Juliet took the name "Anne Perry," the latter being her stepfather's surname. Her first novel, The Cater Street Hangman, was published under this name in 1979. Her works generally fall into one of several categories of genre fiction, including historical murder mysteries and detective fiction. Many of them feature a number of

Other books in the series

William Monk (1 - 10 of 24 books)
  • The Face of a Stranger (William Monk, #1)
  • A Dangerous Mourning (William Monk, #2)
  • Defend and Betray (William Monk, #3)
  • A Sudden, Fearful Death (William Monk, #4)
  • The Sins of the Wolf (William Monk, #5)
  • Cain His Brother (William Monk, #6)
  • Weighed in the Balance (William Monk, #7)
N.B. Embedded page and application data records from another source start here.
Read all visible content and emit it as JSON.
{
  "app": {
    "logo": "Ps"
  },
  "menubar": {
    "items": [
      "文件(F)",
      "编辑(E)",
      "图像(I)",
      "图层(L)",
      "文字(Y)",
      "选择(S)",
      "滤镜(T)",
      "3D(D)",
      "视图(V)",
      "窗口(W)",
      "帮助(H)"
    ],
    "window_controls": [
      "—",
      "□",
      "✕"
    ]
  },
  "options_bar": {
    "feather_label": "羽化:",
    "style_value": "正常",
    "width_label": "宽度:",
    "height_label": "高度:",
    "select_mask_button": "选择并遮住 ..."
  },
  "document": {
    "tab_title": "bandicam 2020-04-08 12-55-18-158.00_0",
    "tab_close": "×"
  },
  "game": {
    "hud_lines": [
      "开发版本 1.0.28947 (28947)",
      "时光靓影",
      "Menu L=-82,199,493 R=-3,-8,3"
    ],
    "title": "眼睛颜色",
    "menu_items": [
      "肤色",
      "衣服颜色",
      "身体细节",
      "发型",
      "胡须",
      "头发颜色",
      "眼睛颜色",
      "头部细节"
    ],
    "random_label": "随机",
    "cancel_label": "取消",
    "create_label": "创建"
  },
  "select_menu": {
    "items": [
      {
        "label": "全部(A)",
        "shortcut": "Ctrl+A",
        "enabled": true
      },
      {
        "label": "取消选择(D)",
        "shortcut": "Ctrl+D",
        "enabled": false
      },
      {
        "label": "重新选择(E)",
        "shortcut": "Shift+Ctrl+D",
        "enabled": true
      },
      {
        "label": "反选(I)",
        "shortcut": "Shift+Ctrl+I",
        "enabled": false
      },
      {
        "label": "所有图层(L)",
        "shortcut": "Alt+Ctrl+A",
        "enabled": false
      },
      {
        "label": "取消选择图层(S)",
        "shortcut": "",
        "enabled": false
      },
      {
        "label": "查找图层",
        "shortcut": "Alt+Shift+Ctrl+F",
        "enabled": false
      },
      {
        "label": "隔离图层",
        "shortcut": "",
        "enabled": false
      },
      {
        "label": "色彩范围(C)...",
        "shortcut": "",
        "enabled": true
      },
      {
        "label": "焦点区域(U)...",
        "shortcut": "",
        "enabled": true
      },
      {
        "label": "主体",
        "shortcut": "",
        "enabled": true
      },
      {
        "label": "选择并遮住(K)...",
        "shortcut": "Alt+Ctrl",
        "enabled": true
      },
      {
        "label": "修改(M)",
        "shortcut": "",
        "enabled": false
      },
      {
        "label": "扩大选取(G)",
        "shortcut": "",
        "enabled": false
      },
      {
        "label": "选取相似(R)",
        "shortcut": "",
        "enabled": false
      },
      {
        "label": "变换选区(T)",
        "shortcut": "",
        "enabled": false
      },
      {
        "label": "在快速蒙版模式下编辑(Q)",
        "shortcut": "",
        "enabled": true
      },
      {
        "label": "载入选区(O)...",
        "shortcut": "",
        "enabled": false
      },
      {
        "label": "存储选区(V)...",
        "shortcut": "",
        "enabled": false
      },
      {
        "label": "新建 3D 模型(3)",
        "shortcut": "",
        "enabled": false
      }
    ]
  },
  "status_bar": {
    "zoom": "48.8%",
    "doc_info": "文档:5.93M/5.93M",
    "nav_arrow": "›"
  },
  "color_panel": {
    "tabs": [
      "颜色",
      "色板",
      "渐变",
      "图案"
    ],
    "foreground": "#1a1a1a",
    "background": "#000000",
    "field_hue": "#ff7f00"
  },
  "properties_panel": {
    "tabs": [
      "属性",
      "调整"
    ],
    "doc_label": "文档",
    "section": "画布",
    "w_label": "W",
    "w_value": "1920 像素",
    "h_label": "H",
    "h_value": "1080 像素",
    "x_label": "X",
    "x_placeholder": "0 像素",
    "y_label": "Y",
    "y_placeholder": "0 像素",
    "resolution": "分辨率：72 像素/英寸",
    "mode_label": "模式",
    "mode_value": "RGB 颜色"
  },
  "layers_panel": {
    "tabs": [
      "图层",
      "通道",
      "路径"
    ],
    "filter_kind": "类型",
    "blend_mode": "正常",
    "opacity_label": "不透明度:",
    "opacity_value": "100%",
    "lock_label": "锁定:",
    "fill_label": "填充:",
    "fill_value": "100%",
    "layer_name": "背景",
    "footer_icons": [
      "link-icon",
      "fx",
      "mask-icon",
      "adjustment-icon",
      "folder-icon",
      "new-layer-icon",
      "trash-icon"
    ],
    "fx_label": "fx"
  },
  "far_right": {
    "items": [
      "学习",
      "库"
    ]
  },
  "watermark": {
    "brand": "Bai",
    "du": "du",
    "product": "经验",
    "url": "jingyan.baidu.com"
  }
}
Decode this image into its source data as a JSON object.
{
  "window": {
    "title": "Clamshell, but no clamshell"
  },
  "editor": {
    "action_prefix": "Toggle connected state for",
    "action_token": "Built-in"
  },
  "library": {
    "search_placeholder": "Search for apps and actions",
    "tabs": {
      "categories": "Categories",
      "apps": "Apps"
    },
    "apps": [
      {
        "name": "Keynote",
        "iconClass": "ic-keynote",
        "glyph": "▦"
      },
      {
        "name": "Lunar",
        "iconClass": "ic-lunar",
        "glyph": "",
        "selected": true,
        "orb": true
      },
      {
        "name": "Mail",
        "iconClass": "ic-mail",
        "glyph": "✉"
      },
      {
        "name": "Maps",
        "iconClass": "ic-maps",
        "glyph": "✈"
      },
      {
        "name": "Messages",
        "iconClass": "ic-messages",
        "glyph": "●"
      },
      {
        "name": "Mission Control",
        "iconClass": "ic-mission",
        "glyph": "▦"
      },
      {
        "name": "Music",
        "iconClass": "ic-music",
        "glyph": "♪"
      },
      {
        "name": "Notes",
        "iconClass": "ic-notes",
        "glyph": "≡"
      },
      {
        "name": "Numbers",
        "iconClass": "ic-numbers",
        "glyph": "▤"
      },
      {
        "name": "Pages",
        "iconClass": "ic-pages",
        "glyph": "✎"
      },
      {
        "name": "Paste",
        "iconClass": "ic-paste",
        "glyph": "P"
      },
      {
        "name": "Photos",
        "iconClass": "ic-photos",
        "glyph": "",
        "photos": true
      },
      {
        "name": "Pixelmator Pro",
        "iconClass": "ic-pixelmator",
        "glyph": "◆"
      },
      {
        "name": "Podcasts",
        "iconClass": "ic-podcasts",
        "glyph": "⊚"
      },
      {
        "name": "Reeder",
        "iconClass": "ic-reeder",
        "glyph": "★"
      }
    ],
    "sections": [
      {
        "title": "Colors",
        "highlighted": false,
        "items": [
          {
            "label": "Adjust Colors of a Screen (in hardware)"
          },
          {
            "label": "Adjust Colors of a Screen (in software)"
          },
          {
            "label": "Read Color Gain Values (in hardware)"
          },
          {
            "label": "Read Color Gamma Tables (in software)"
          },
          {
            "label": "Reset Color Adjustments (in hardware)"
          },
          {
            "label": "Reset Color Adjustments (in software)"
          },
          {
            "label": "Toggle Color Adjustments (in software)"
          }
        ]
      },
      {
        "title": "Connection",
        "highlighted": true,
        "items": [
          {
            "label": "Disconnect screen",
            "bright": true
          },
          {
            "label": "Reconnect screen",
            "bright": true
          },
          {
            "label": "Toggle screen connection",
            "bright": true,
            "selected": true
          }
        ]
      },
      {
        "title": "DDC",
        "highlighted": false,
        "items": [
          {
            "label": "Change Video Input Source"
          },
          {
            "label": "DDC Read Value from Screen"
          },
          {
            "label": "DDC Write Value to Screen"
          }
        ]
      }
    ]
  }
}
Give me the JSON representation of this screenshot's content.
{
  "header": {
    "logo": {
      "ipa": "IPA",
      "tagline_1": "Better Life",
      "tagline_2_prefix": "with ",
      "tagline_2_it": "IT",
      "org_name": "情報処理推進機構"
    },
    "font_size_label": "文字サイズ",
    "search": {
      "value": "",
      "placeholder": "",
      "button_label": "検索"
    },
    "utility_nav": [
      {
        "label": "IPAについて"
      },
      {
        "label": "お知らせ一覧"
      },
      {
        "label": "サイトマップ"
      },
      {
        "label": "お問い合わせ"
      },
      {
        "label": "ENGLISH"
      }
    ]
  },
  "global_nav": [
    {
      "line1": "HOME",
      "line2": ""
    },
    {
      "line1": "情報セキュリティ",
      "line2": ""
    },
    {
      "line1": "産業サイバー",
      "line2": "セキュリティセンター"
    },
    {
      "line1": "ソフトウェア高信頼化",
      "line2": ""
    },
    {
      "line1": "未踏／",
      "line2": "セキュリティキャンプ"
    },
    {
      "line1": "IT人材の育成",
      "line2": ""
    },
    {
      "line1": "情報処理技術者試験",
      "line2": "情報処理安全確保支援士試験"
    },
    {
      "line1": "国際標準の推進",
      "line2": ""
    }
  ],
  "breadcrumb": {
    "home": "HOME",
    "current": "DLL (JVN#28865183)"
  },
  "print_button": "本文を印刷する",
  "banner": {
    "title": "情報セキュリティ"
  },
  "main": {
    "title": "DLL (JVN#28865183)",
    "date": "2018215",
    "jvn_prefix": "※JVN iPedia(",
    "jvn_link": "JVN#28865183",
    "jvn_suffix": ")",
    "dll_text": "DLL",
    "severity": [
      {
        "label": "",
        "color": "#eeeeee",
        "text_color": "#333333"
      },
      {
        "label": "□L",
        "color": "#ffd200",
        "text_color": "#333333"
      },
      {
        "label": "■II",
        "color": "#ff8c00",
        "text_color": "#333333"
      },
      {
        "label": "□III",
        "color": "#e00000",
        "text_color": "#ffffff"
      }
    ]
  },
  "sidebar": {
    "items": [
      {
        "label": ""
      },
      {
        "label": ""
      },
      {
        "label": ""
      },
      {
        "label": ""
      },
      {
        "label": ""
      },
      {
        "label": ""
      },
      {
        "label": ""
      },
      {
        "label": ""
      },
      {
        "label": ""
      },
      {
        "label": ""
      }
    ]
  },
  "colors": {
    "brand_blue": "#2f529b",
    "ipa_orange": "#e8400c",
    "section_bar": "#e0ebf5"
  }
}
  • A Breach of Promise (William Monk, #9)
  • The Twisted Root (William Monk, #10)
  • Slaves of Obsession (William Monk, #11)
“There were parts of Monk she admired greatly: his courage; his strength of will; his intelligence; his loyalty to his beliefs; his passion for justice; his ability to face almost any kind of truth, no matter how dreadful; and the fact that he was never, ever, a hypocrite.” 1 likes
“I believe in an individual soul which travels through eternity. This life is far from all there is--in fact, it is a minute part, simply an antechamber, a deciding place where we choose the light from the dark, where we come to know what we truly value.” 1 likes
More quotes…